• **Goal of the exercise**: This task calls for copying each line below that contains "Closing".

• **Raw data**:
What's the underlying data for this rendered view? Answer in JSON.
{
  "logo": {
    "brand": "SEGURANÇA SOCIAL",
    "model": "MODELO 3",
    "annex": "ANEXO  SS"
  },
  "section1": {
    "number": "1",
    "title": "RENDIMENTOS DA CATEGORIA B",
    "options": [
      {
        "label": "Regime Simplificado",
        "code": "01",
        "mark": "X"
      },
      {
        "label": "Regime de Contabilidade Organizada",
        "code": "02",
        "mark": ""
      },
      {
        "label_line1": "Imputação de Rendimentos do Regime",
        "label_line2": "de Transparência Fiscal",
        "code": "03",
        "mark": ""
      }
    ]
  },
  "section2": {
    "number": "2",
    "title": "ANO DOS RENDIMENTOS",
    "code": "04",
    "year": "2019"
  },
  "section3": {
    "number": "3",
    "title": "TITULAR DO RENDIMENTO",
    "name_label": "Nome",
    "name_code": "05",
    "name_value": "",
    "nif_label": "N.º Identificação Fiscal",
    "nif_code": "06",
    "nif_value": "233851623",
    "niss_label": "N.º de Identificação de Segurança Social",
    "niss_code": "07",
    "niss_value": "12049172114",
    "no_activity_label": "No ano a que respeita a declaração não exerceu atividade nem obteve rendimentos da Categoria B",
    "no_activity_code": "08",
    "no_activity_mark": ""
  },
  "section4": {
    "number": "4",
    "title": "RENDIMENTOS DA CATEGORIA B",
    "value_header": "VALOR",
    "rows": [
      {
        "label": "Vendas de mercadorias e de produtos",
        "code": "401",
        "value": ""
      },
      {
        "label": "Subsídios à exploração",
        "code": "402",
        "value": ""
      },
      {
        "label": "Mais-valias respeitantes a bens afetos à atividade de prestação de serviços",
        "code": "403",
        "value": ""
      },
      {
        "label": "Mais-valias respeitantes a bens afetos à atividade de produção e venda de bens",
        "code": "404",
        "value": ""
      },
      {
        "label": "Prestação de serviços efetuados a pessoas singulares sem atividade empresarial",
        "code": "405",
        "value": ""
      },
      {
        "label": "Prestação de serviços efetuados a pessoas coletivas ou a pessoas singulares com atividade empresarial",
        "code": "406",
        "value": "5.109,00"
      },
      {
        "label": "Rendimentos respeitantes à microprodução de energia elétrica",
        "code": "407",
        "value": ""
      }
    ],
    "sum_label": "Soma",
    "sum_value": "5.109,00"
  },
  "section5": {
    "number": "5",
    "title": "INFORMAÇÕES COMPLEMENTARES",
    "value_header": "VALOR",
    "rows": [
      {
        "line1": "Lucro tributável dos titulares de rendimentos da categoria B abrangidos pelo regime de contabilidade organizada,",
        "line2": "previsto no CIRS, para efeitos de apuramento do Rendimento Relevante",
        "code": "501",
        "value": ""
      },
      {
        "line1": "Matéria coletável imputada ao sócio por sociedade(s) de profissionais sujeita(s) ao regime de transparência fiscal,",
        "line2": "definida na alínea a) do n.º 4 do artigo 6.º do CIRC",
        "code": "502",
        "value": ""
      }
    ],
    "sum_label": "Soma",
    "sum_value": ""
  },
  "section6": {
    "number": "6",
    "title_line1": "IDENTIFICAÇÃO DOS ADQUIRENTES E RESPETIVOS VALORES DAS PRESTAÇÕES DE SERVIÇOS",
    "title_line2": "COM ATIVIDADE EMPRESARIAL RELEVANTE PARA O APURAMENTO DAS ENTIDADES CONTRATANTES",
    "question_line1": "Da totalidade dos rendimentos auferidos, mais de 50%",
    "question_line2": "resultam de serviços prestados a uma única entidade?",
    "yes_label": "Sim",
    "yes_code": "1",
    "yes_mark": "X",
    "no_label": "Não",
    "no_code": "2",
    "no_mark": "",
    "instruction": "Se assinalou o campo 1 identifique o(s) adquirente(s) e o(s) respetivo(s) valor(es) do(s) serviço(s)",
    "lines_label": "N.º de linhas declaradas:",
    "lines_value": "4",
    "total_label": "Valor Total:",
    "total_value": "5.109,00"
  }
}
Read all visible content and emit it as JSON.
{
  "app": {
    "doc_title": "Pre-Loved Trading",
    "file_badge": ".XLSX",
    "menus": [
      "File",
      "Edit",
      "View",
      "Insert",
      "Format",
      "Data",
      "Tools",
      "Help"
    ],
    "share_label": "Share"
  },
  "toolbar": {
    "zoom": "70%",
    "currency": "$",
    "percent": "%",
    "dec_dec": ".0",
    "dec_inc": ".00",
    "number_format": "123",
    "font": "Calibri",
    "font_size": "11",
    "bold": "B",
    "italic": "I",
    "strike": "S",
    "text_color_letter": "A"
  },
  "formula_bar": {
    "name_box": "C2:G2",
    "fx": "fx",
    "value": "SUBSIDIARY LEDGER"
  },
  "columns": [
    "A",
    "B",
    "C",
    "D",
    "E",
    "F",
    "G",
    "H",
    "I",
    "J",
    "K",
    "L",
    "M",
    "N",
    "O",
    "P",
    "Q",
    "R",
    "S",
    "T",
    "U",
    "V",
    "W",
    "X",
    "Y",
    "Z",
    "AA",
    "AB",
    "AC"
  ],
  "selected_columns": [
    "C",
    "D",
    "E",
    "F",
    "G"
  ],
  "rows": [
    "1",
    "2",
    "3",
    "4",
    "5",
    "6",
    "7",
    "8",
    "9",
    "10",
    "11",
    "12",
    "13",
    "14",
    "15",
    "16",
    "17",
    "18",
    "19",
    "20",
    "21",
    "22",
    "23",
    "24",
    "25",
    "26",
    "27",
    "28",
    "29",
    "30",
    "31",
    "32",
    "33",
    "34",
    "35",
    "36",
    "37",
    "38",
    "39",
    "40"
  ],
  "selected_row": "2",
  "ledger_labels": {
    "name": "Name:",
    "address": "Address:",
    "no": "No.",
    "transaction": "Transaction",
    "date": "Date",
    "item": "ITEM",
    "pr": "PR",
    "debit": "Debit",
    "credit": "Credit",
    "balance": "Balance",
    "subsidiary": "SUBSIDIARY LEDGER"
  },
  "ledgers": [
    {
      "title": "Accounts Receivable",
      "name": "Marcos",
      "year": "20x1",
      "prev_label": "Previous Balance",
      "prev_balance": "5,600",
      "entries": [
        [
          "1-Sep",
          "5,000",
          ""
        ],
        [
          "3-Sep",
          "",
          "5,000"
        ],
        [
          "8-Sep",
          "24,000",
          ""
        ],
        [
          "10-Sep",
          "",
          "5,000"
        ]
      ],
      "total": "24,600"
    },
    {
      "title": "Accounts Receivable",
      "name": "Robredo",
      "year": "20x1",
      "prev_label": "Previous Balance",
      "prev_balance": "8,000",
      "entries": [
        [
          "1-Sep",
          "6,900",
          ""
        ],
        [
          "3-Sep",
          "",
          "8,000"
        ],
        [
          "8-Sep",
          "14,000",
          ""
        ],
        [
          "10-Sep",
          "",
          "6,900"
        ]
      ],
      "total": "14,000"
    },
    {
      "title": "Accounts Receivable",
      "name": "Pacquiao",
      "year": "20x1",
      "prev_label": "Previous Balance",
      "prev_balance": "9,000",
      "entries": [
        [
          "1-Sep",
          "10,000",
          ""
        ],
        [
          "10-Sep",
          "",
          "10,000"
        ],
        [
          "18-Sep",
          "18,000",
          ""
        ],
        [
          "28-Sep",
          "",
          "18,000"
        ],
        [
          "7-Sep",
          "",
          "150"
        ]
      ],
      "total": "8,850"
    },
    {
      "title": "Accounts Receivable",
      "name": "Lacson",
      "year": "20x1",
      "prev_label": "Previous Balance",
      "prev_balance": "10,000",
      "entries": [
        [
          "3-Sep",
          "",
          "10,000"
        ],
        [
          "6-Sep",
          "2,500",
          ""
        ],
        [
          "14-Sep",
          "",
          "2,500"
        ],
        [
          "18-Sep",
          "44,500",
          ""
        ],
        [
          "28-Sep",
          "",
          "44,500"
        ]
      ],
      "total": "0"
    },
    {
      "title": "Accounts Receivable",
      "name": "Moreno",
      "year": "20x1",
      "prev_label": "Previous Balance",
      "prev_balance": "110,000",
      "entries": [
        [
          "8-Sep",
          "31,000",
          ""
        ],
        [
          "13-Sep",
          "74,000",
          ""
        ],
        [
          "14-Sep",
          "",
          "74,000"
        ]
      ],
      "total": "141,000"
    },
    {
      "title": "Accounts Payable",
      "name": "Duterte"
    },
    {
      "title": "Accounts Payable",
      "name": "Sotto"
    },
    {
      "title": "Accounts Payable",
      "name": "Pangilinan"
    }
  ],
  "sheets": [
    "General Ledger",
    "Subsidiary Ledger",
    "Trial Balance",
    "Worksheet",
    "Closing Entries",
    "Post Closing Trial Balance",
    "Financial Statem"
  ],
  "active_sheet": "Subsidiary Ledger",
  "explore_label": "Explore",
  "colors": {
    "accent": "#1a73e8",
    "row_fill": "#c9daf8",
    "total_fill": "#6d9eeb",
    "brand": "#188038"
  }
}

• **Exercise answer**:
    "Closing Entries",
    "Post Closing Trial Balance",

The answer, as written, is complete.